▶ _DIRECTIONS FOR THIS TASK_: Show every line from the data below that includes "flower".

☆ ☆ ☆ ☆ ☆

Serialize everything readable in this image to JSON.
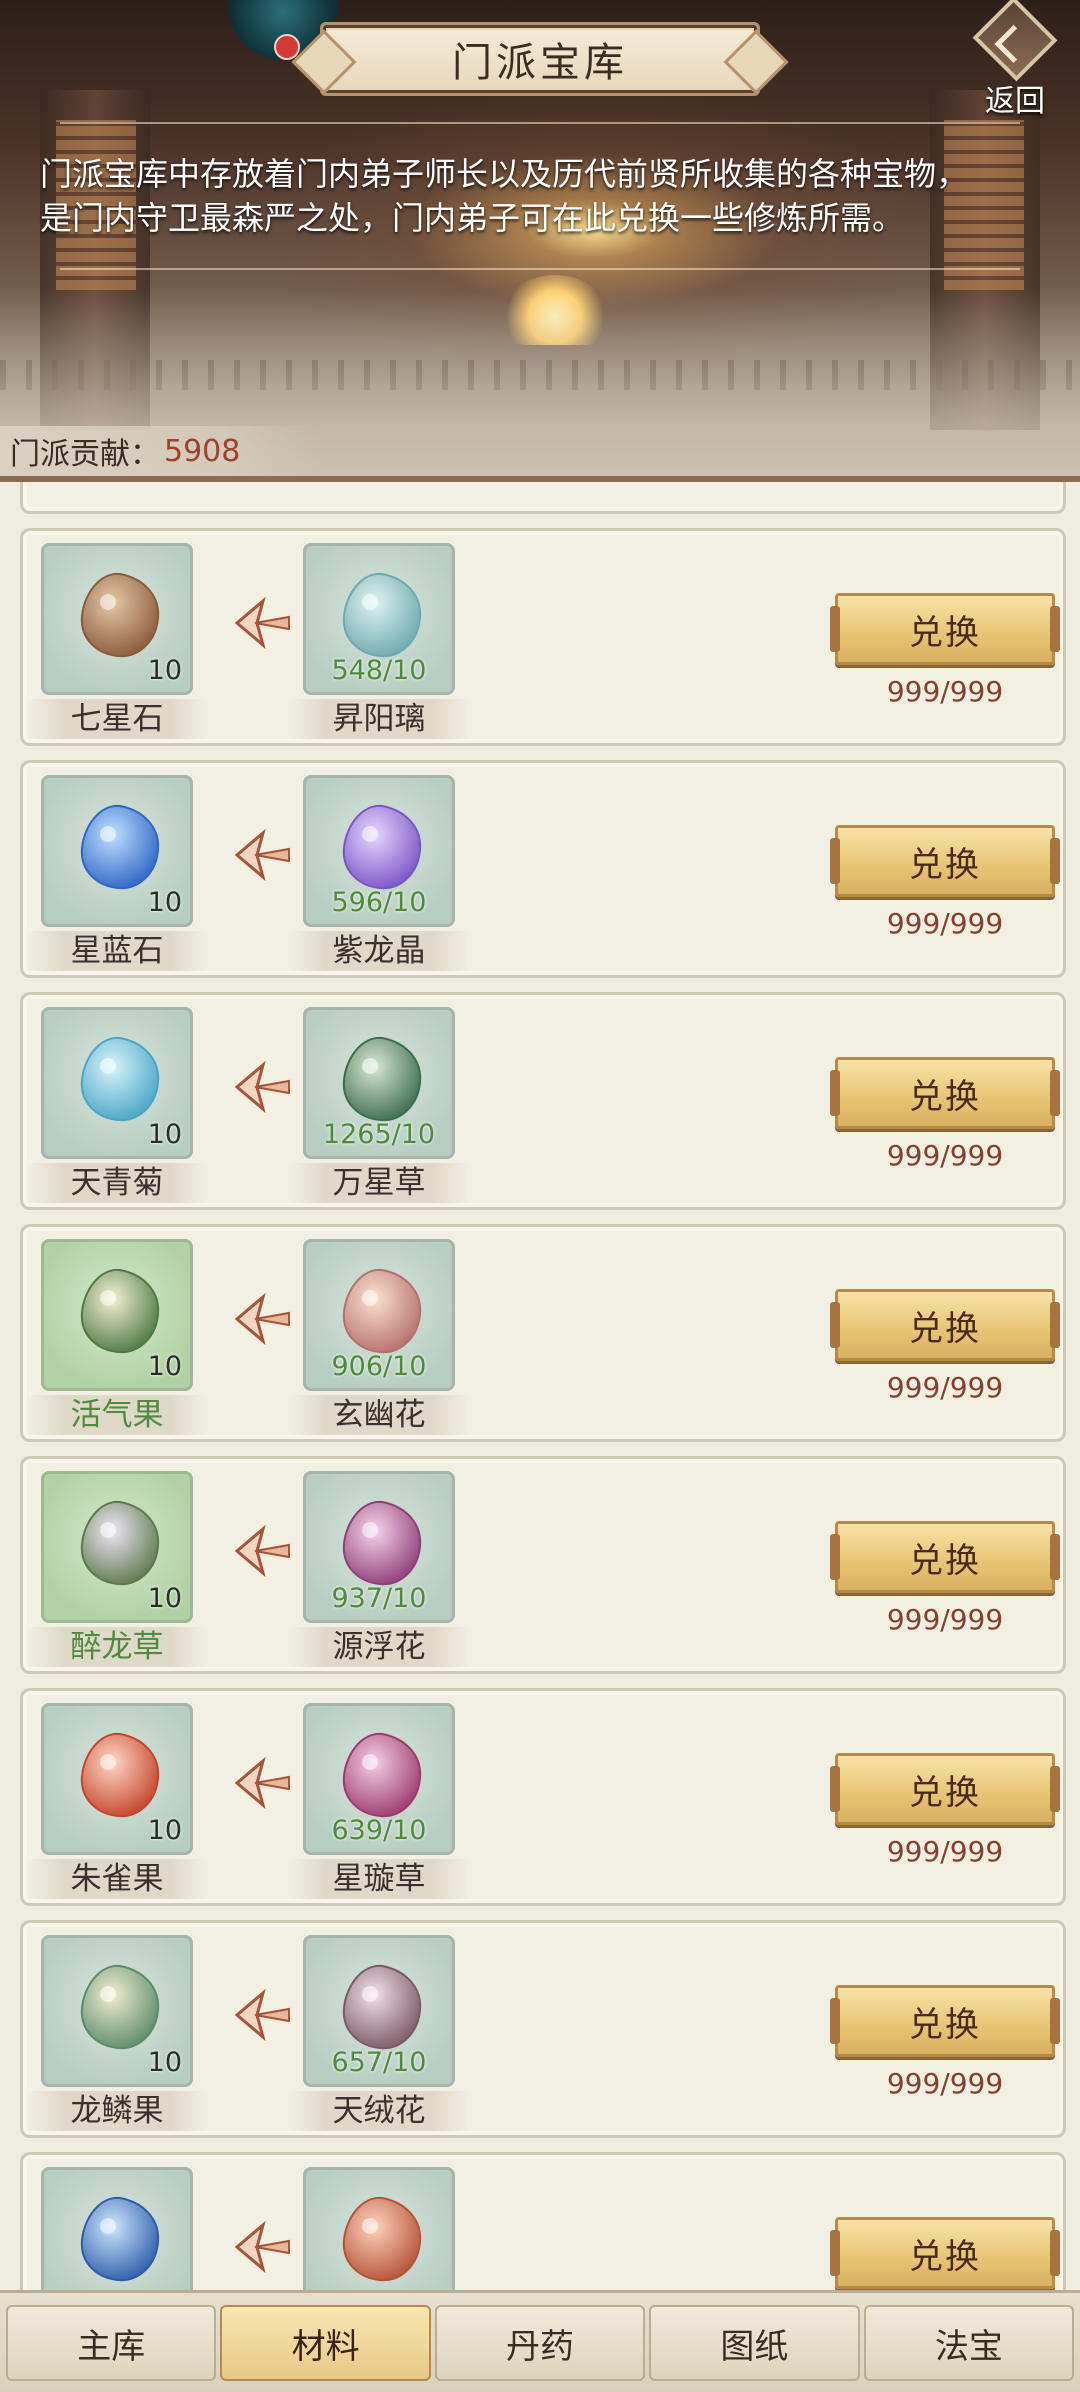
{
  "header": {
    "title": "门派宝库",
    "back_label": "返回",
    "description_line1": "门派宝库中存放着门内弟子师长以及历代前贤所收集的各种宝物，",
    "description_line2": "是门内守卫最森严之处，门内弟子可在此兑换一些修炼所需。",
    "contribution_label": "门派贡献：",
    "contribution_value": "5908"
  },
  "rows": [
    {
      "source": {
        "name": "七星石",
        "count": "10",
        "icon": "brown-stone-icon"
      },
      "target": {
        "name": "昇阳璃",
        "count": "548/10",
        "icon": "crystal-ore-icon"
      },
      "button": "兑换",
      "stock": "999/999",
      "source_green": false
    },
    {
      "source": {
        "name": "星蓝石",
        "count": "10",
        "icon": "blue-gem-icon"
      },
      "target": {
        "name": "紫龙晶",
        "count": "596/10",
        "icon": "purple-crystal-icon"
      },
      "button": "兑换",
      "stock": "999/999",
      "source_green": false
    },
    {
      "source": {
        "name": "天青菊",
        "count": "10",
        "icon": "cyan-chrysanthemum-icon"
      },
      "target": {
        "name": "万星草",
        "count": "1265/10",
        "icon": "star-herb-icon"
      },
      "button": "兑换",
      "stock": "999/999",
      "source_green": false
    },
    {
      "source": {
        "name": "活气果",
        "count": "10",
        "icon": "vital-fruit-icon"
      },
      "target": {
        "name": "玄幽花",
        "count": "906/10",
        "icon": "mystic-flower-icon"
      },
      "button": "兑换",
      "stock": "999/999",
      "source_green": true
    },
    {
      "source": {
        "name": "醉龙草",
        "count": "10",
        "icon": "dragon-grass-icon"
      },
      "target": {
        "name": "源浮花",
        "count": "937/10",
        "icon": "floating-flower-icon"
      },
      "button": "兑换",
      "stock": "999/999",
      "source_green": true
    },
    {
      "source": {
        "name": "朱雀果",
        "count": "10",
        "icon": "red-berry-icon"
      },
      "target": {
        "name": "星璇草",
        "count": "639/10",
        "icon": "swirl-flower-icon"
      },
      "button": "兑换",
      "stock": "999/999",
      "source_green": false
    },
    {
      "source": {
        "name": "龙鳞果",
        "count": "10",
        "icon": "scale-fruit-icon"
      },
      "target": {
        "name": "天绒花",
        "count": "657/10",
        "icon": "velvet-flower-icon"
      },
      "button": "兑换",
      "stock": "999/999",
      "source_green": false
    },
    {
      "source": {
        "name": "",
        "count": "",
        "icon": "blue-berry-icon"
      },
      "target": {
        "name": "",
        "count": "",
        "icon": "red-cone-icon"
      },
      "button": "兑换",
      "stock": "",
      "source_green": false
    }
  ],
  "tabs": [
    {
      "label": "主库",
      "active": false
    },
    {
      "label": "材料",
      "active": true
    },
    {
      "label": "丹药",
      "active": false
    },
    {
      "label": "图纸",
      "active": false
    },
    {
      "label": "法宝",
      "active": false
    }
  ],
  "colors": {
    "accent_gold": "#e8c777",
    "stock_red": "#8a3f2c",
    "owned_green": "#4f8a3d"
  }
}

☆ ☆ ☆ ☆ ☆

▶ _YOUR RESPONSE_:
        "icon": "mystic-flower-icon"
        "icon": "floating-flower-icon"
        "icon": "swirl-flower-icon"
        "icon": "velvet-flower-icon"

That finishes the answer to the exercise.